It’s got five large trays that slide in and out (meaning no more working around a central column!) and that add up to a total of eight square feet in drying space. It has a digital control panel that allows me to set both the precise temperature (between 95◦F to 165◦F) and the duration of the drying session. And it’s relatively quiet (as far as dehydrators go, at least).

Truly, the only issue I have with it is that it’s kind of a beast in terms of its footprint. I don’t mind that, but it does mean that I’ve had to start running it in my living room, because it doesn’t fit comfortably in my kitchen. However, it’s a trade-off I’m very happy to make.

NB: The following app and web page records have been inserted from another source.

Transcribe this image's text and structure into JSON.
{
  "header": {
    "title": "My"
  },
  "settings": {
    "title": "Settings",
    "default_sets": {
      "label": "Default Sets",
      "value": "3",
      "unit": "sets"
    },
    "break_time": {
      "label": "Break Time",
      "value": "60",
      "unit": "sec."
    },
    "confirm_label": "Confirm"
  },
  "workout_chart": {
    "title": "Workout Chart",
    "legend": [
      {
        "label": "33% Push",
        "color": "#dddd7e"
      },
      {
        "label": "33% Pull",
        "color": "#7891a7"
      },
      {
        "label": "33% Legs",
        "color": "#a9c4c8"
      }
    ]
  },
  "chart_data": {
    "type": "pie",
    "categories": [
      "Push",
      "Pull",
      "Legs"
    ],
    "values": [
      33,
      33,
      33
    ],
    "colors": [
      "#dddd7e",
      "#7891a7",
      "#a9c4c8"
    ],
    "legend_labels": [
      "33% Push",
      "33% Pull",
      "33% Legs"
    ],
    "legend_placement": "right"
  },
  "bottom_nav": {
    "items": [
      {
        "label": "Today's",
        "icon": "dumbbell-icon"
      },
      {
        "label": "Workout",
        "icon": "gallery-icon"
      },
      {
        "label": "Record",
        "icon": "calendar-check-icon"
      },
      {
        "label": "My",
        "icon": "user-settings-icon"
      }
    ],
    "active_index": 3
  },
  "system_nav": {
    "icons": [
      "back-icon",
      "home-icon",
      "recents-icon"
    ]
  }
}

One of the first things I made with my fancy new Excalibur was a batch of sprouted almonds. I first tasted such a thing six years ago when I was staying with my sister in Texas and we were waiting for her first baby to be born. We were doing laundry at her friend’s house and while we waiting, she headed for their pantry and brought out a jar of almonds.

Different from almonds I’d eaten, these were crunchy and hollow on the inside. Raina explained that they were sprouted (and were wickedly expensive at their local co-op). I hurried to put the jar away before we ate all of them and filed the idea away to try and make them myself someday.

Fast forward six years and they’re a regular homemade favorite. They’re not hard to make (and truly, can be done even if you don’t have an dehydrator. But they’re better and easier this way because you can set them up and forget them for most of a day) and are so very delicious. You start by combining one tablespoon of salt with four cups of warm water and letting the salt dissolve.

Then you add two cups of raw almonds and let them soak overnight (don’t let them soak more than about 12 hours. After that, they start to ferment and get a little sour). The next day, you drain the almonds and arrange them on a dehydrator tray. Then you set it to 150◦F and let them do for 12-24 hours, until the almonds are completely dry. Once they’re dry, you funnel them into a jar and snack away.

Now, soaking and dehydrating almonds does also have the added benefit of making the almonds more nutritious and easily digested. But my primary motivation is the fact that it makes them so delicious.

Next week, I’m going to show you guys how I soak, sprout, dehydrate, and grind wheatberries into flour! But for now, I’d love to hear about your dehydrating experiences! Do you have one? What’s your favorite thing to make in it?

Comments { 16 }

Mastery Challenge: Rhubarb Pickles

When I see the first harvests of rhubarb hitting farmers’ market tables among still-puny bunches of kale and last season’s root crops, I feel a surge of hope: spring is really, actually happening.

I also think of my maternal grandmother, an almost-nun turned feminist firebrand and mother of 11 who kept a huge vegetable garden — including a big patch of rhubarb — at her house in Quebec when I was a kid. Granny is the reason I turn my nose up at strawberry-rhubarb anything: her lip-puckering, sweet-tart treatment of the ingredient served straight up in pie, cobbler, and roly-poly became my standard and favorite for fruity baked goods.

As an adult, I’ve tried to do more with rhubarb than dessert, but no recipe I’ve come across that didn’t involve sweet, buttery dough has ever really seemed like it would be worth the trouble to try. So when this month’s Mastery Challenge came around during rhubarb season, I decided to give it the cold-pack pickle treatment.

Continue Reading →

Comments { 14 }